▶ Task description: Exclude the pictures from your copy, and reproduce each entry below verbatim.

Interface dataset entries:
━━━━━━━━

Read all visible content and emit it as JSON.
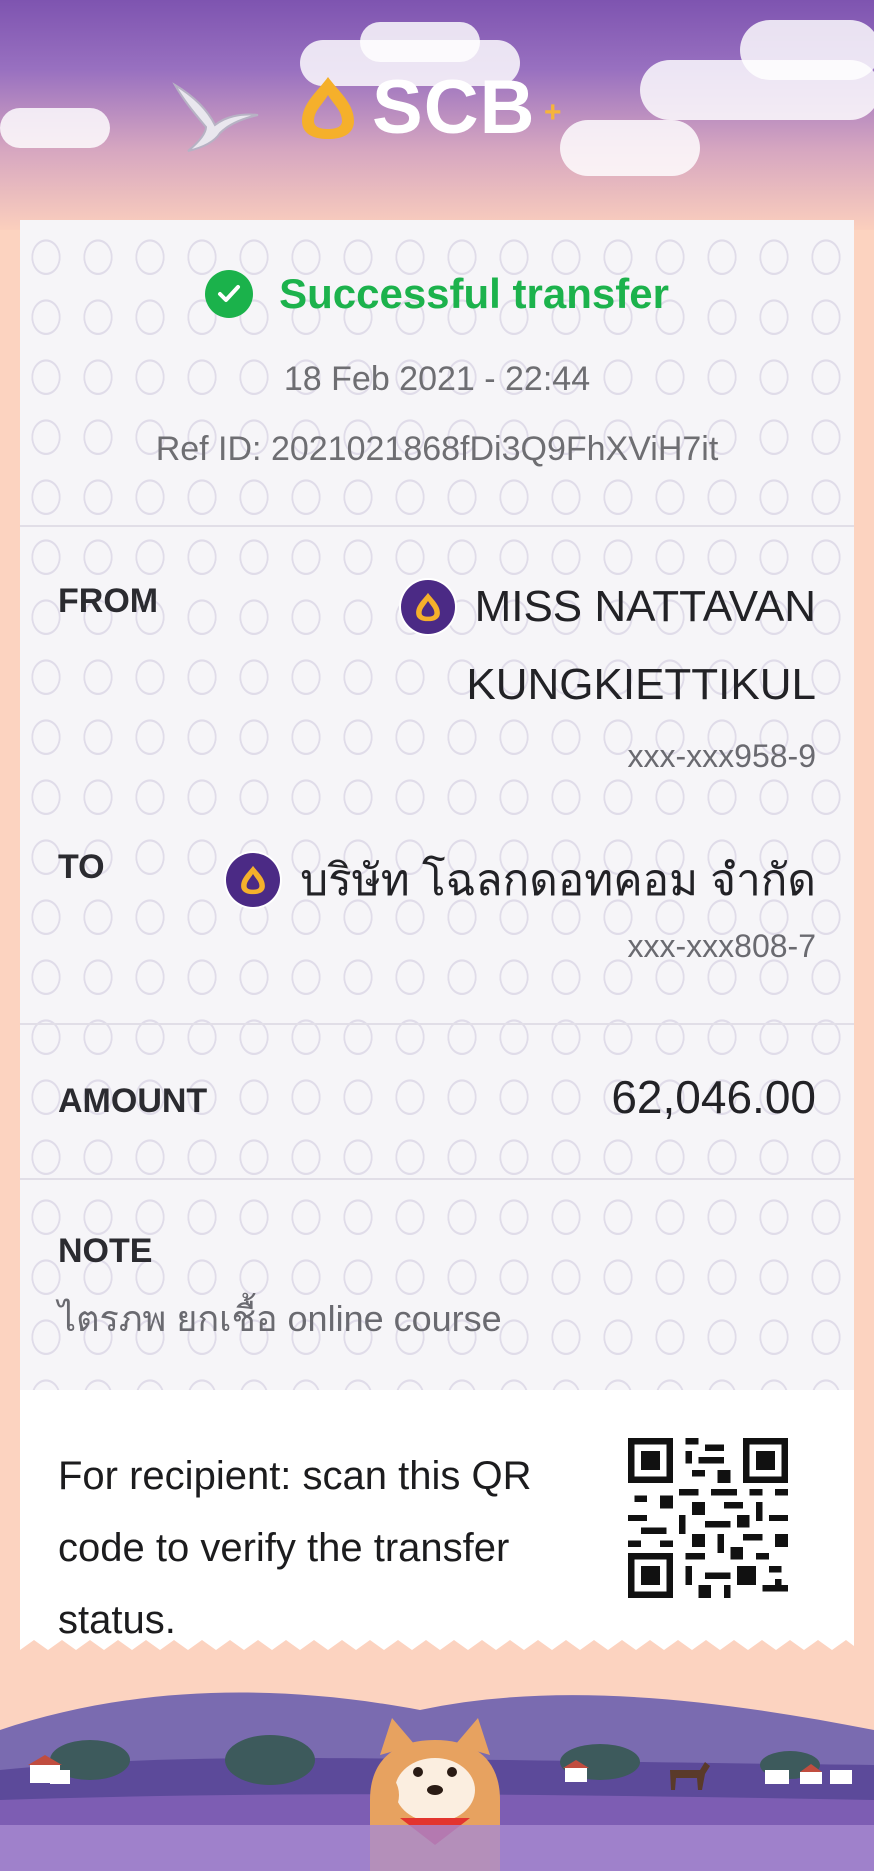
{
  "brand": {
    "logo_text": "SCB",
    "logo_icon": "scb-logo-icon",
    "accent_color": "#7e54b0",
    "success_color": "#1bb24b"
  },
  "receipt": {
    "status": "Successful transfer",
    "status_icon": "check-circle-icon",
    "datetime": "18 Feb 2021 - 22:44",
    "ref_id": "Ref ID: 2021021868fDi3Q9FhXViH7it"
  },
  "from": {
    "label": "FROM",
    "name_line1": "MISS NATTAVAN",
    "name_line2": "KUNGKIETTIKUL",
    "account": "xxx-xxx958-9",
    "bank_icon": "scb-bank-icon"
  },
  "to": {
    "label": "TO",
    "name": "บริษัท โฉลกดอทคอม จำกัด",
    "account": "xxx-xxx808-7",
    "bank_icon": "scb-bank-icon"
  },
  "amount": {
    "label": "AMOUNT",
    "value": "62,046.00"
  },
  "note": {
    "label": "NOTE",
    "value": "ไตรภพ ยกเชื้อ online course"
  },
  "qr": {
    "text": "For recipient: scan this QR code to verify the transfer status.",
    "icon": "qr-code-icon"
  }
}
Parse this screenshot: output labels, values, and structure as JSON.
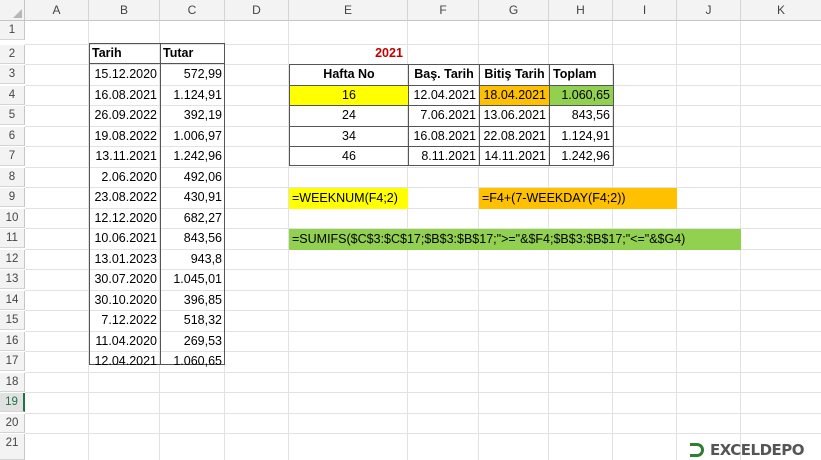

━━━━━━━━

▶ Result:
Read all visible content and emit it as JSON.
{
  "brand": {
    "logo_text": "SCB",
    "logo_icon": "scb-logo-icon",
    "accent_color": "#7e54b0",
    "success_color": "#1bb24b"
  },
  "receipt": {
    "status": "Successful transfer",
    "status_icon": "check-circle-icon",
    "datetime": "18 Feb 2021 - 22:44",
    "ref_id": "Ref ID: 2021021868fDi3Q9FhXViH7it"
  },
  "from": {
    "label": "FROM",
    "name_line1": "MISS NATTAVAN",
    "name_line2": "KUNGKIETTIKUL",
    "account": "xxx-xxx958-9",
    "bank_icon": "scb-bank-icon"
  },
  "to": {
    "label": "TO",
    "name": "บริษัท โฉลกดอทคอม จำกัด",
    "account": "xxx-xxx808-7",
    "bank_icon": "scb-bank-icon"
  },
  "amount": {
    "label": "AMOUNT",
    "value": "62,046.00"
  },
  "note": {
    "label": "NOTE",
    "value": "ไตรภพ ยกเชื้อ online course"
  },
  "qr": {
    "text": "For recipient: scan this QR code to verify the transfer status.",
    "icon": "qr-code-icon"
  }
}
Parse this screenshot: output labels, values, and structure as JSON.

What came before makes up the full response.